I'm really getting sick of the rationalizations of the surveillance state.
In judging the action of whistle-blowers, three criteria apply. They must have clear and convincing evidence of abuse. Publishing the information must not pose a disproportionate threat to public safety. And the leak must be as limited in scope and scale as possible. Snowden failed all three of these tests.
The documents published thus far do not depict a rogue agency. They indicate—with partial, out-of-date and ambiguous evidence, mostly consisting of out-of-context presentation slides—that the NSA has plenty of flaws. How could it not? Like other government agencies and bureaucracies, it pushes the limits of its regulatory, political and judicial constraints. That is not surprising. Like people everywhere, NSA officials brag. They make mistakes (and get disciplined for them). Again, not too surprising.

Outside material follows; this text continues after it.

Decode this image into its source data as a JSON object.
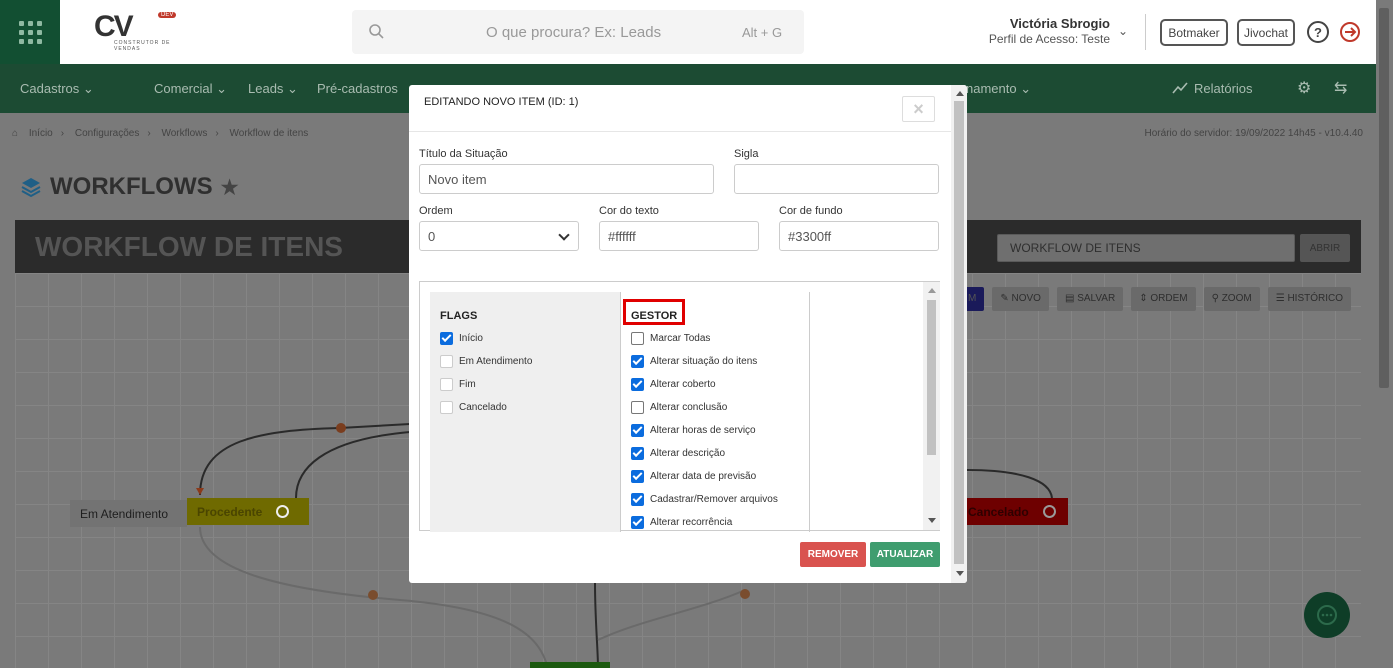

To justify even a limited breach of secrecy, Snowden would need to prove something far more: evidence of systematic, gross wrongdoing, based on wilful contempt for judicial, legislative and political oversight. In such circumstances, the actions of a Daniel Ellsberg can be justified.
But nothing published by Snowden shows that. The NSA revealed in these documents looks nothing like J. Edgar Hoover’s FBI. And Barack Obama, for all his faults, is not Richard Nixon, using the power of the state to go after his domestic enemies. On the contrary: The United States has put the most elusive and lawless part of government—intelligence—into the strongest system of legislative and judicial control anywhere in the world. Some want it still stronger (I think it’s too cumbersome and intrusive). But such questions are for the political process to settle. They do not justify catastrophic and destructive leaking.
The Snowdenistas’ second line of defense is that they have at least sparked a debate. But a public discussion, and limited reforms, on issues such as the use of National Security Letters (secret FBI orders to force people and businesses to cooperate with law enforcement), the privacy risks of warehousing metadata and whether “zero-day” exploits (vulnerabilities in computer hardware and software) should be instantly patched or exploited for espionage—are limited benefits, not overwhelming ones. They do not justify catastrophic damage either. The question of whether we house telephone metadata at the NSA or house it at tech companies is not exactly the difference between tyranny and freedom.
Edward Lucas tells us that a public discussion about this totally unprecedented mass domestic electronic surveillance program is of "limited benefit." Well, he is entitled to his own opinion, but as this country is supposedly a democracy, most Americans also feel entitled to their opinions about major domestic public policy issues, and that would be impossible if not for the fact of Edward Snowden's leaks.
The assertion that the NSA is subject the "strongest system of legislative and judicial control anywhere in the world" is laughable. Anyone paying close attention knows that the arguments justifying this mass meta-data surveillance program based on Section 215 of the Patriot Act are extremely thin, and they were made LONG after the program had been operational and without comprehensive notification to Congress. Furthermore, the program raises serious Constitutional questions about not just 4th Amendment rights but about the Right to Freedom of Association as well. Frankly, most people who think that ajudicating these important Constitutional issues is of "limited benefit" don't understand them very well in the first place.
Furthermore, the WSJ reported that the NSA monitored the CONTENT of ALL email and text messages during the 2002 Winter Olympic Games in Salt Lake City. None of the weak rationalizations that have been offered for the meta-data program apply to that sort of surveillance. So, lets be clear, the case is closed on question of whether or not there have been abuses. The answer is *YES.*
There are all kinds of reasonable criticisms of the things that Edward Snowden has done, but none of that matters. He doesn't run the country. The people who do need to take responsibility for the fact that a public discussion of these issues didn't come about through a proper process in the first place. The attempt to focus attention on Snowden's flaws is an attempt to divert attention away from that fact.
Edward Snowden NSA Snow Job - POLITICO Magazine